Expression of ALK1 and p80 in inflammatory myofibroblastic tumor and its mesenchymal mimics: a study of 135 cases.Mod Pathol. 2002 Sep; 15(9):931-8.MP

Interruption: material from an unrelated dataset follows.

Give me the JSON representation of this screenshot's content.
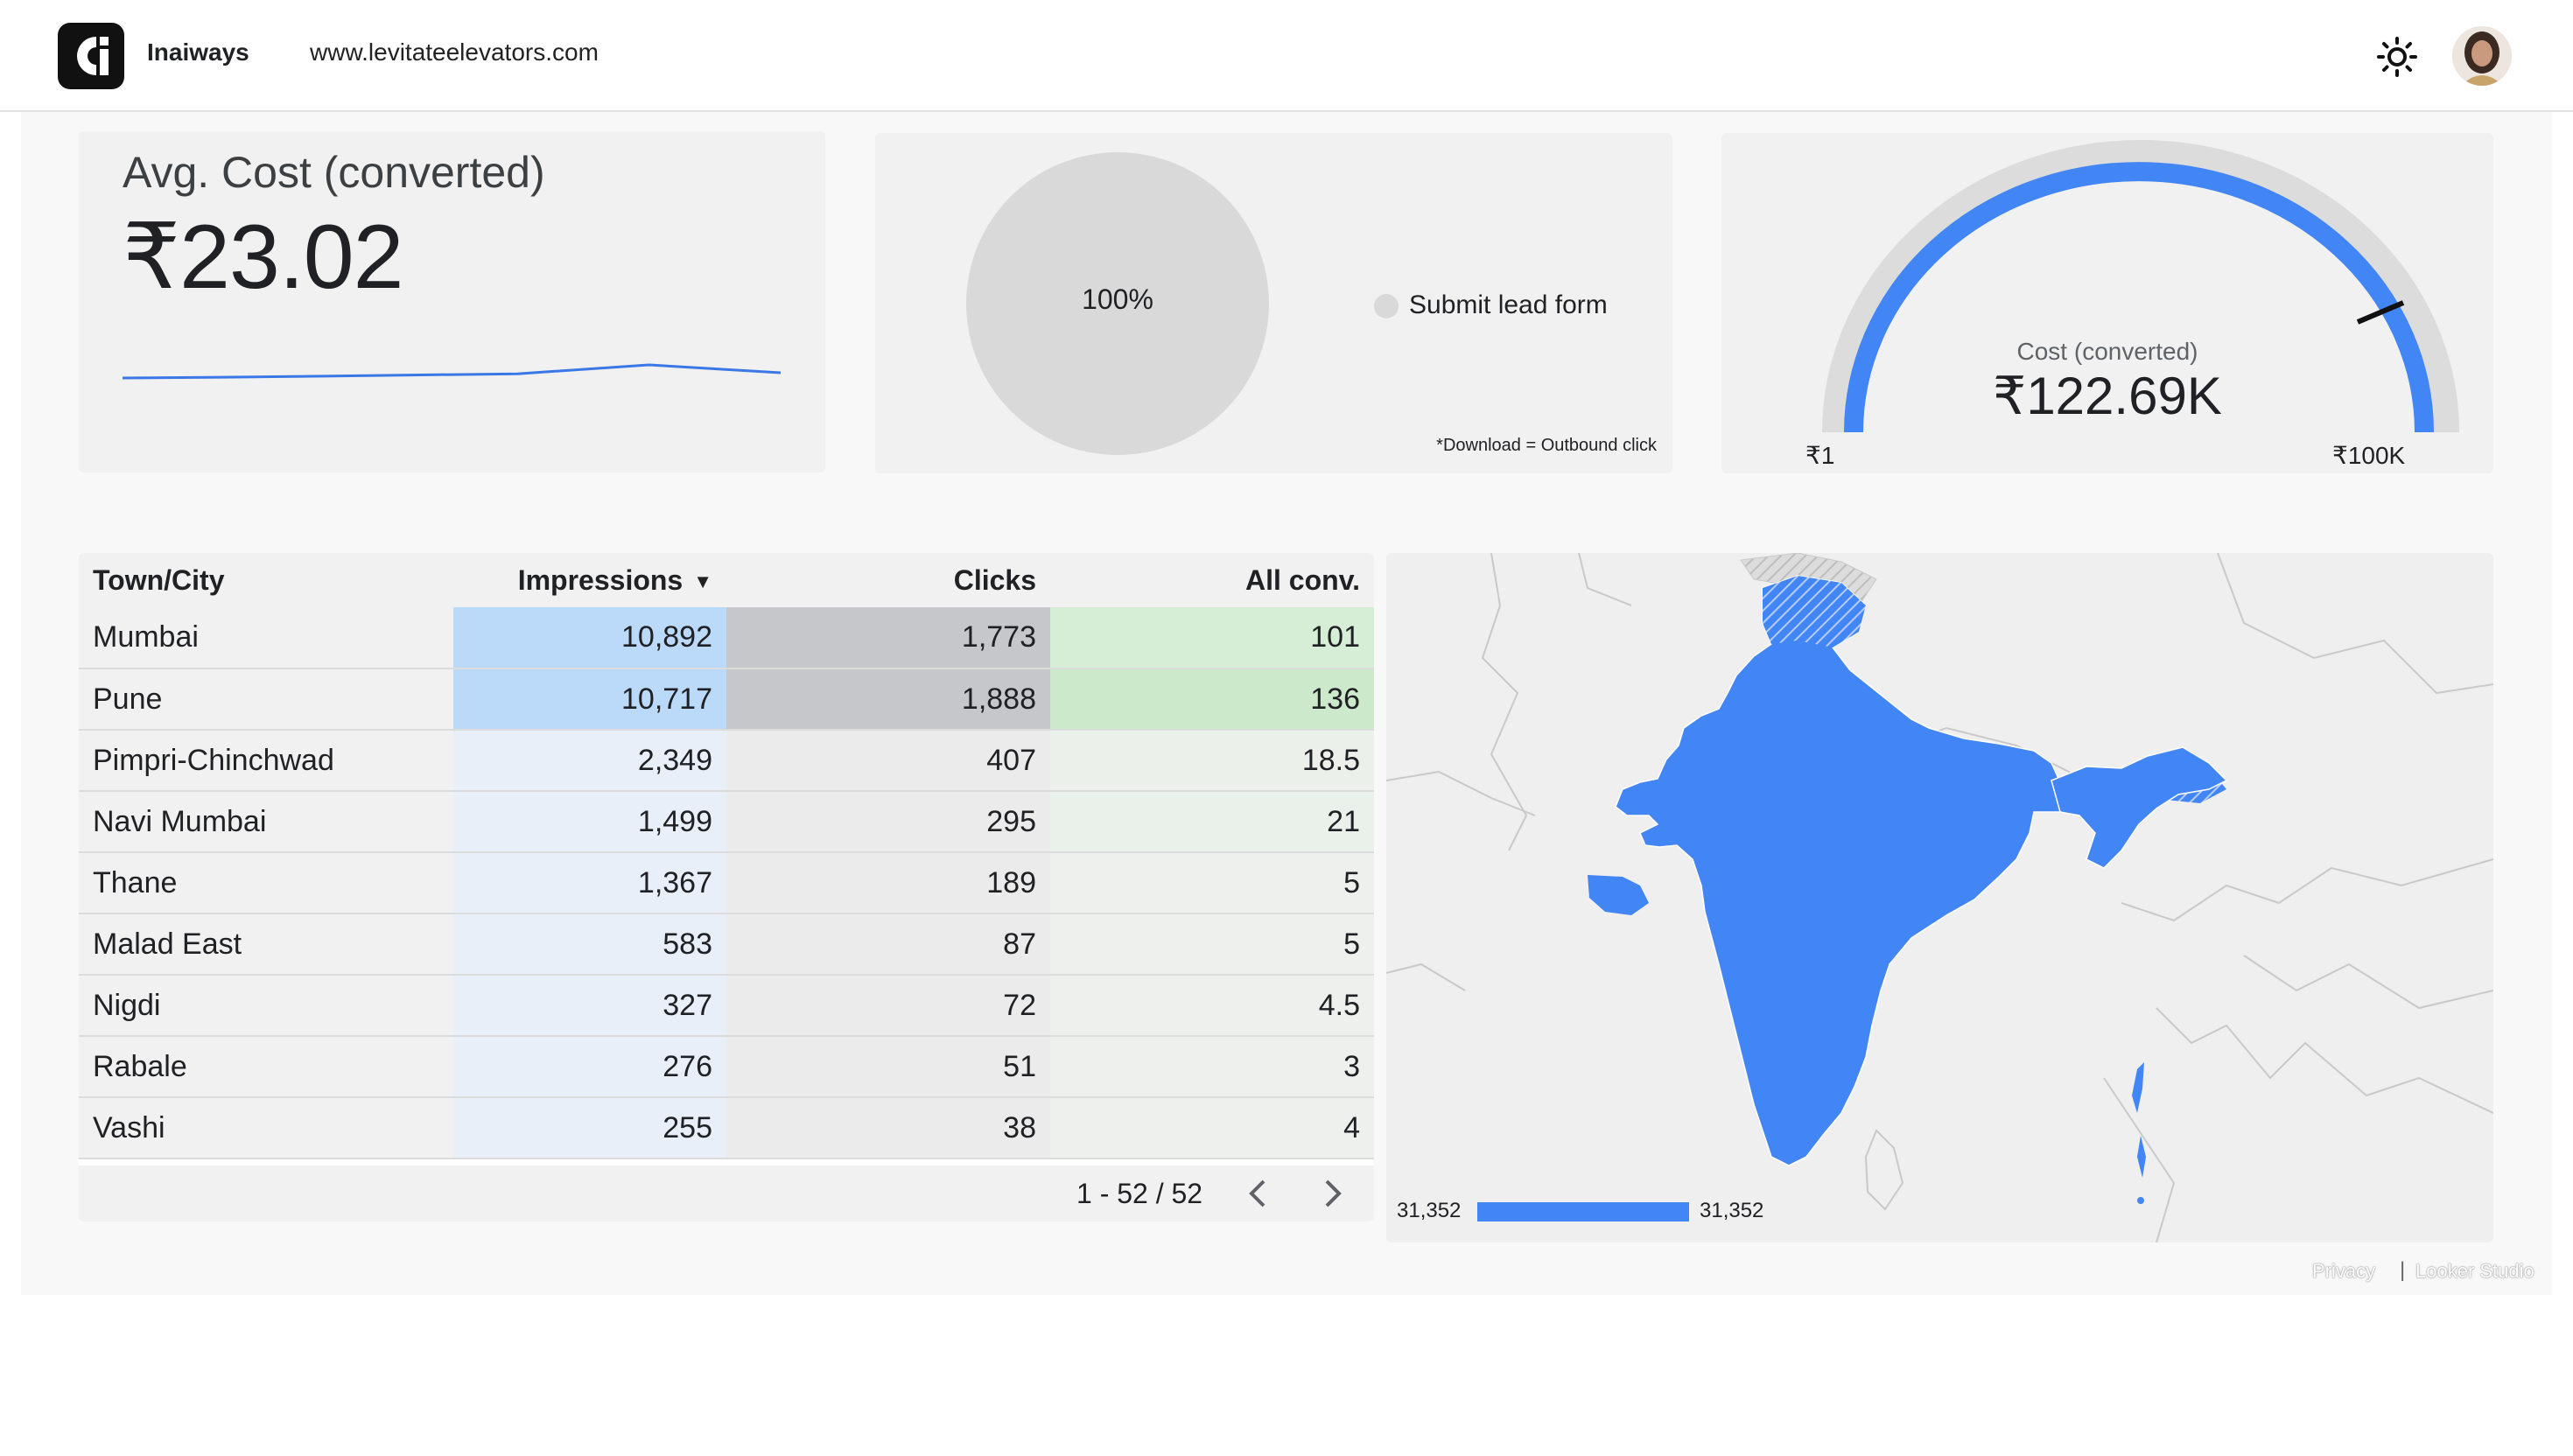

Abnormalities of chromosome 2p23 with expression of ALK1 and p80 occur in both inflammatory myofibroblastic tumor (IMT) and anaplastic large cell lymphoma. This immunohistochemical study investigates whether the ALK family of neoplasms includes fibroblastic-myofibroblastic, myogenic, and spindle cell tumors. Formalin-fixed paraffin-embedded archival tissues from 10 IMTs and 125 other soft tissue tumors were stained for ALK1 and p80 with standard immunohistochemistry. ALK1 and/or p80 reactivity was observed in a cytoplasmic pattern in IMT (4/10; 40%), malignant peripheral nerve sheath tumor (4/10; 40%), rhabdomyosarcoma (6/31; 19%), leiomyosarcoma (1/10; 10%), and malignant fibrous histiocytoma (1/11; 9%). No staining was observed in nodular fasciitis, desmoid, infantile myofibromatosis, infantile fibrosarcoma, synovial sarcoma, leiomyoma, or myofibrosarcoma. Alveolar rhabdomyosarcomas (4/16; 25%) displayed a distinctive dot-like cytoplasmic positivity. No cases displayed nuclear reactivity. Fluorescent in situ hybridization on 12 of the positive cases revealed a combination of abnormalities including ALK break-apart signals, nucleophosmin (NPM)/ALK fusions, or extra copies of 2p23. This study demonstrates that in addition to IMT, abnormalities of ALK1 and p80 expression with a variety of structural chromosomal changes are found in several sarcomas, especially rhabdomyosarcoma and malignant peripheral nerve sheath tumor. Although immunoreactivity in non-IMTs cannot distinguish between structural abnormalities involving 2p23 or additional copies of 2p23, it supports the concept of ALK involvement in a larger group of neoplasms, some of which have other documented clonal abnormalities. In IMT, immunohistochemistry for ALK1 and p80 is useful as an indicator of a 2p23 abnormality, but it must be interpreted in the context of histologic and other clinicopathologic data if used as an adjunct to differential diagnosis.